Copy out each line of the data below in which "this" appears.

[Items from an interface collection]
*-*-*

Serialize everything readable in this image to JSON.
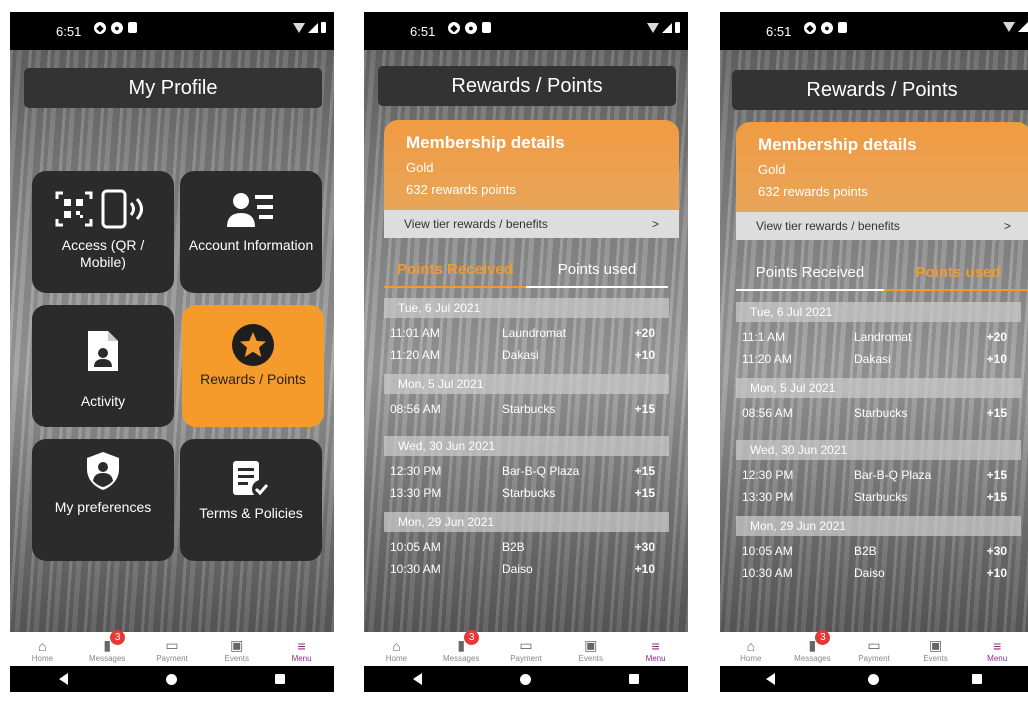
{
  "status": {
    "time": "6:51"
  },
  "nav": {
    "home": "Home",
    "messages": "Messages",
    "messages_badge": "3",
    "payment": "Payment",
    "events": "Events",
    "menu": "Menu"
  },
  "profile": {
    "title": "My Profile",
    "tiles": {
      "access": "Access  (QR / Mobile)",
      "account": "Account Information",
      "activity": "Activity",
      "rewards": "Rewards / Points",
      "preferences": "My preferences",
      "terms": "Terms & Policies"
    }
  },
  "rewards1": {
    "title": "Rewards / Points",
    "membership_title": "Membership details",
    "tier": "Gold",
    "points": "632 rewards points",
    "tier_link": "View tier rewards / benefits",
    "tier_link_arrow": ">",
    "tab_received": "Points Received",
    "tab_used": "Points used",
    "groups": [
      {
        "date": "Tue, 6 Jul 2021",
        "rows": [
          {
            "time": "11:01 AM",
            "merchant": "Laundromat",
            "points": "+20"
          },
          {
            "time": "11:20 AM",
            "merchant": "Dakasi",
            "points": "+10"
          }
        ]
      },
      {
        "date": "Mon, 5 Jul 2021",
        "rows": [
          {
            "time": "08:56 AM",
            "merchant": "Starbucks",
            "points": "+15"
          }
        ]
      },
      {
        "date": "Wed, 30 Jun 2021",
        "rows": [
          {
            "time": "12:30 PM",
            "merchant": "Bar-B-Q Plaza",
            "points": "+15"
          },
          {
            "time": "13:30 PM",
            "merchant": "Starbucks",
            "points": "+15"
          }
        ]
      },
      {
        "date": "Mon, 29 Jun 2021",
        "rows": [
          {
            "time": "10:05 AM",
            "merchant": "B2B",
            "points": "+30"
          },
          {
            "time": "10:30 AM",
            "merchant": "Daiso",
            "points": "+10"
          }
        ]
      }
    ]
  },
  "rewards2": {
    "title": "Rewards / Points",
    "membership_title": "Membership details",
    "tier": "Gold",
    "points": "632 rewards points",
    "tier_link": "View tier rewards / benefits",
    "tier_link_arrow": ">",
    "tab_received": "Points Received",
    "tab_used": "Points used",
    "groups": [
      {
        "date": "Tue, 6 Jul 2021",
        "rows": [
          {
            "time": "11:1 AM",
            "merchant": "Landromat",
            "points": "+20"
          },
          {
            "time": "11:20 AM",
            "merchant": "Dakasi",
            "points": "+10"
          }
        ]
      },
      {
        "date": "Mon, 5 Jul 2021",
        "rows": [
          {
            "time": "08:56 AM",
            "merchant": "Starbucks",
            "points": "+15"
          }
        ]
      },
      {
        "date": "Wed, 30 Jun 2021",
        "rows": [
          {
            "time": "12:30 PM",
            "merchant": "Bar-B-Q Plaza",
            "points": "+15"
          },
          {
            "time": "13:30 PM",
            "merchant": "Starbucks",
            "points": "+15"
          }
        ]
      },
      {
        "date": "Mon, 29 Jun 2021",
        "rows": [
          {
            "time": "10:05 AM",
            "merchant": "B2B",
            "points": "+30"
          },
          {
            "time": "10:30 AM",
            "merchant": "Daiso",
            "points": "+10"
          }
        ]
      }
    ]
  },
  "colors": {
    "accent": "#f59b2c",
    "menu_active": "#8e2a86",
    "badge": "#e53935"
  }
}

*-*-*

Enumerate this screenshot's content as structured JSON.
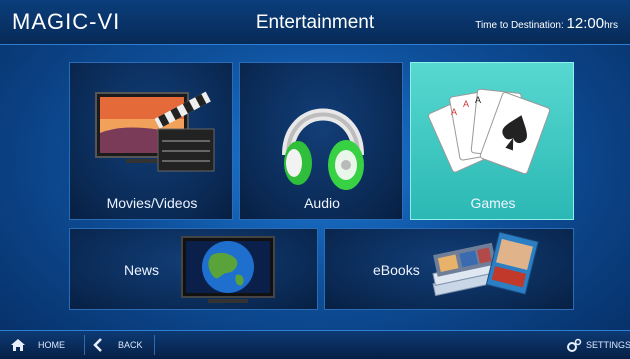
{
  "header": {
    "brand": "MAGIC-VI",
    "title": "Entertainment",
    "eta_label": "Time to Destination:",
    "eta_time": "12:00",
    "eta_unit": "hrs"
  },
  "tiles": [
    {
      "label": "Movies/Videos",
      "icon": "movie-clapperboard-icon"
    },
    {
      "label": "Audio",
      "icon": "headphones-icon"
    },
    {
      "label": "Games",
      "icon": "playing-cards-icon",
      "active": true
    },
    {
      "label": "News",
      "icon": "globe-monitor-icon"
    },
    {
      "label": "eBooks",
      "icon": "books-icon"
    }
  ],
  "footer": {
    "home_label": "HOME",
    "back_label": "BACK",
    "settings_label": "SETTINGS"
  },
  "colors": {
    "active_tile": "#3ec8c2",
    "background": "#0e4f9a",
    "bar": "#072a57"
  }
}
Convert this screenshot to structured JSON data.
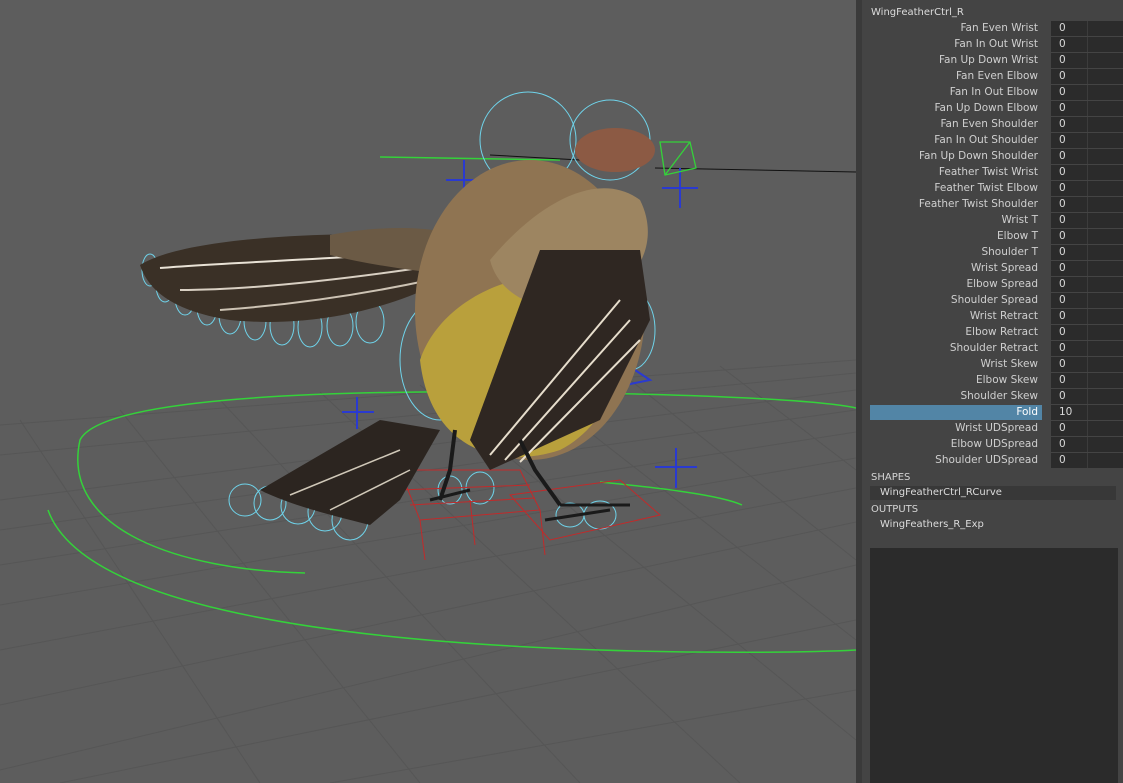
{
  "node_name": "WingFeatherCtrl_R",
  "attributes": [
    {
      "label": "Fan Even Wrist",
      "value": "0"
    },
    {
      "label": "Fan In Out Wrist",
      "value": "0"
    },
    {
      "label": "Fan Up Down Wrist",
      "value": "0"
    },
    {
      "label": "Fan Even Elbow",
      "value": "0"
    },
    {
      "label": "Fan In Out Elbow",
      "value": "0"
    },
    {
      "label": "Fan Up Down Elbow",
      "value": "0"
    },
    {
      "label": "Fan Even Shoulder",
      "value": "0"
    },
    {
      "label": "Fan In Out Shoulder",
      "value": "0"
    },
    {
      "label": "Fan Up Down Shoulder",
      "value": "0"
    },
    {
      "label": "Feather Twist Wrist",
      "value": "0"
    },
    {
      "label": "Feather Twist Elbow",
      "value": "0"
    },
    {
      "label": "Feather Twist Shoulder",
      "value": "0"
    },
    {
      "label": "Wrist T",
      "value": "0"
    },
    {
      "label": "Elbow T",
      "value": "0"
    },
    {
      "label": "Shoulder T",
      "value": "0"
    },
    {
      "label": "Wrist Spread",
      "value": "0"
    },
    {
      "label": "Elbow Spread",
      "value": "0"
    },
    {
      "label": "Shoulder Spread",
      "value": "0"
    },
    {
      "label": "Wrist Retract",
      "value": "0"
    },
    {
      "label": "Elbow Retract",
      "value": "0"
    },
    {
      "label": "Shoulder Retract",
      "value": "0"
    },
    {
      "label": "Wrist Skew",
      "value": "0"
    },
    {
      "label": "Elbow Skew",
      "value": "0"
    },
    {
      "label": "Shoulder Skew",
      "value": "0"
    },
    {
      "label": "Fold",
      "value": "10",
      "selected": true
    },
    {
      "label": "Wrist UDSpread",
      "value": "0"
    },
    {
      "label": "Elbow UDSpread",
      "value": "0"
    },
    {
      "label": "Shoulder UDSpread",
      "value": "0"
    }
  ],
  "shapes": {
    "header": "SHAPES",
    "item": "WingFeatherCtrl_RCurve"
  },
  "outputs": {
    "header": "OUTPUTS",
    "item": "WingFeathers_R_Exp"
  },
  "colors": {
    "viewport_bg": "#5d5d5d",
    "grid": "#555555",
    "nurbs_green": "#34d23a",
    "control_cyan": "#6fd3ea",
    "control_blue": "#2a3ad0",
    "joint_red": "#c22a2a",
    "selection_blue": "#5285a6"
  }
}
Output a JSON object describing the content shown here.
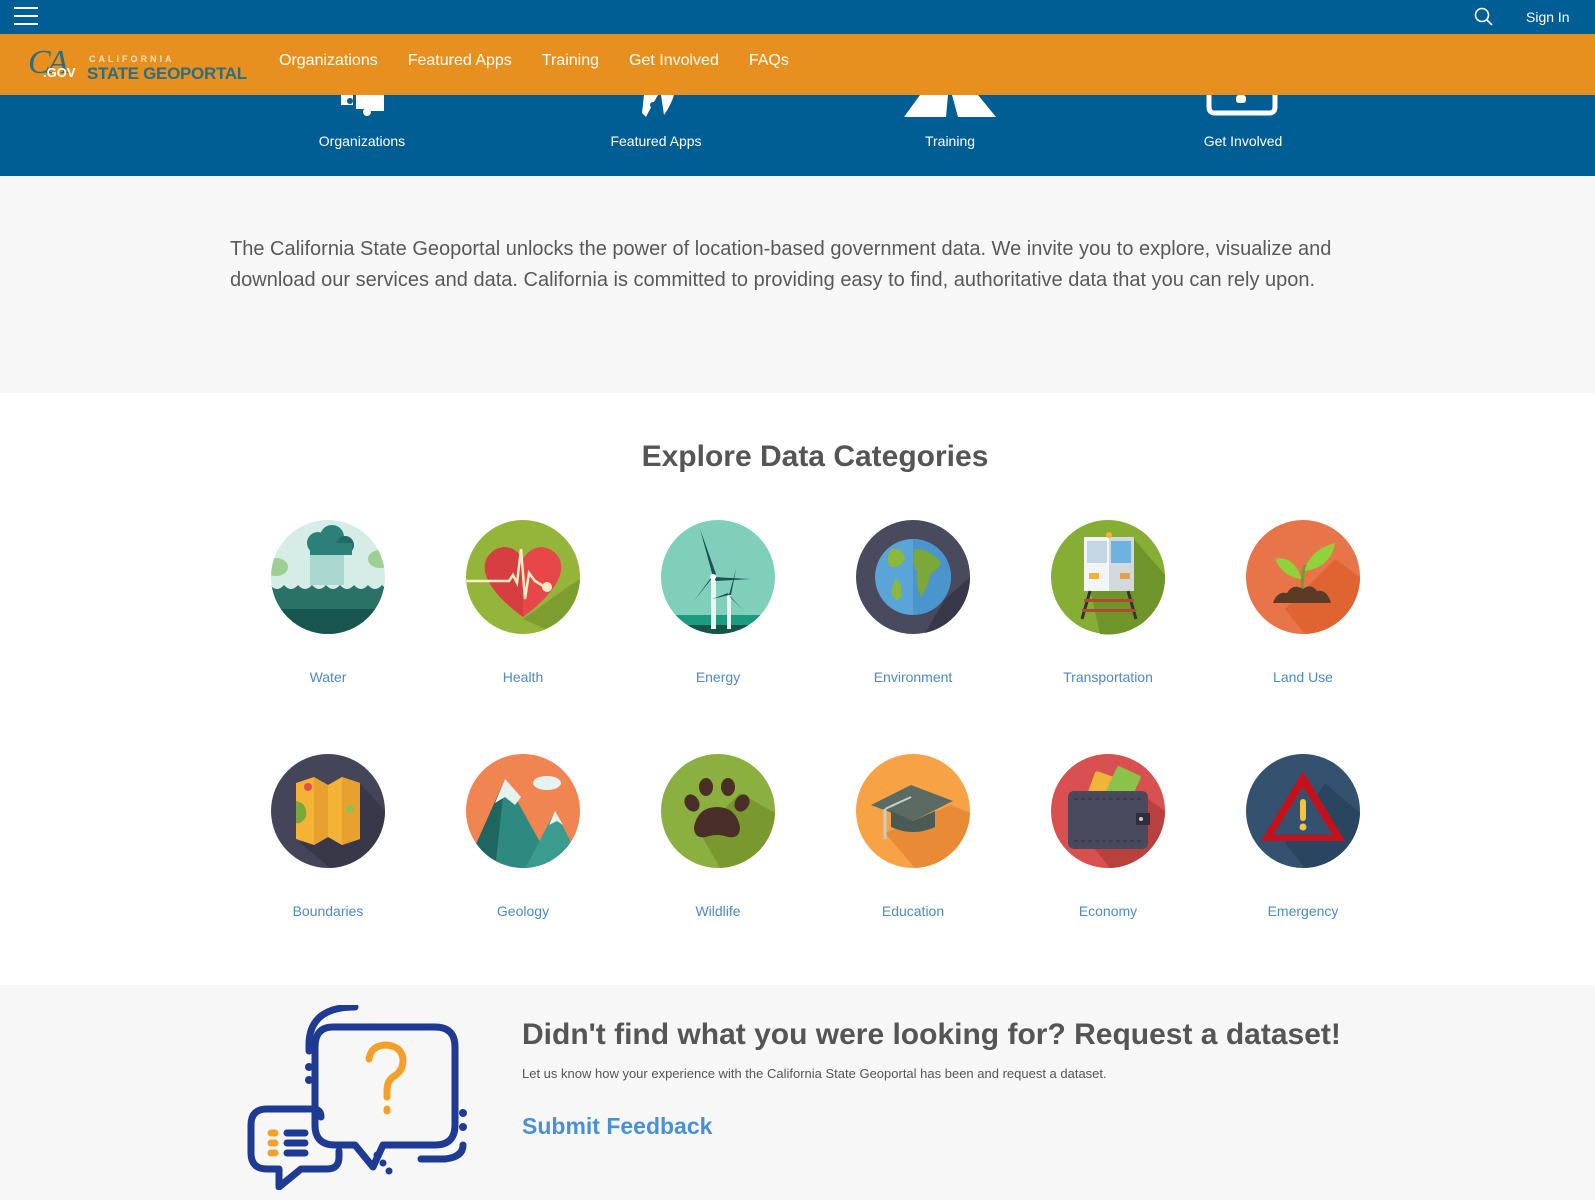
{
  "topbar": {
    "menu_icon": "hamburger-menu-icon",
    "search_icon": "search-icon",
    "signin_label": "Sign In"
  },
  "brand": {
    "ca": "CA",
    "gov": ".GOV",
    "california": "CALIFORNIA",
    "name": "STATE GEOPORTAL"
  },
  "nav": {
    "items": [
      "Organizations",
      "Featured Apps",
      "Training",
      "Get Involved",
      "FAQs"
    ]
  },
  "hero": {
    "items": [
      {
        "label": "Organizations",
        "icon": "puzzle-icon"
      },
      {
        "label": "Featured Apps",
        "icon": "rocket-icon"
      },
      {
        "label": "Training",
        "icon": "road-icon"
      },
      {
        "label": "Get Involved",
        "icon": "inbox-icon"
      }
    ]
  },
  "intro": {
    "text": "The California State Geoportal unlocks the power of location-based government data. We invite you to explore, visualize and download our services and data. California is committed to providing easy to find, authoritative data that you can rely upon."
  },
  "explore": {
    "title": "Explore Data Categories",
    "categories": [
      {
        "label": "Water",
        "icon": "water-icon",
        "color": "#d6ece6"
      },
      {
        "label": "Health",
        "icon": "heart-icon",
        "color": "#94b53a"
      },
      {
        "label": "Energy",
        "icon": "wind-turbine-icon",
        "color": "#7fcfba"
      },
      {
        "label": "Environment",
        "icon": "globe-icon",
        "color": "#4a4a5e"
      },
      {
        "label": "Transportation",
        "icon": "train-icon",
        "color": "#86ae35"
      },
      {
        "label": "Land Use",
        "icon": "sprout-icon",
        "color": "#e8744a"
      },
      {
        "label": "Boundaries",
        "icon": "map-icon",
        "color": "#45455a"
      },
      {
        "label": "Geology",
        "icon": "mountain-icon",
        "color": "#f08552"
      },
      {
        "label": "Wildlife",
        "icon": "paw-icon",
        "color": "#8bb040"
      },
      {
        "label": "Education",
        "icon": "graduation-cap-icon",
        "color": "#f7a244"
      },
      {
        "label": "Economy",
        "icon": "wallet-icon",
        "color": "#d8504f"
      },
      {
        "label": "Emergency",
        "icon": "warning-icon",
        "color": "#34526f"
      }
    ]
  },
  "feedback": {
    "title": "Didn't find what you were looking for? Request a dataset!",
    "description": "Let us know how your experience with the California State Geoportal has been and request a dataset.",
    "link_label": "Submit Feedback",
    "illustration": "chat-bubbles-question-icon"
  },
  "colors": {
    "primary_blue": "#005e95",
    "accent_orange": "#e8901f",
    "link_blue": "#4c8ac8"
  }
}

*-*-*

Finished task.
Serialize everything readable in this image to JSON.
Enumerate this screenshot's content as structured JSON.
Convert this screenshot to structured JSON data.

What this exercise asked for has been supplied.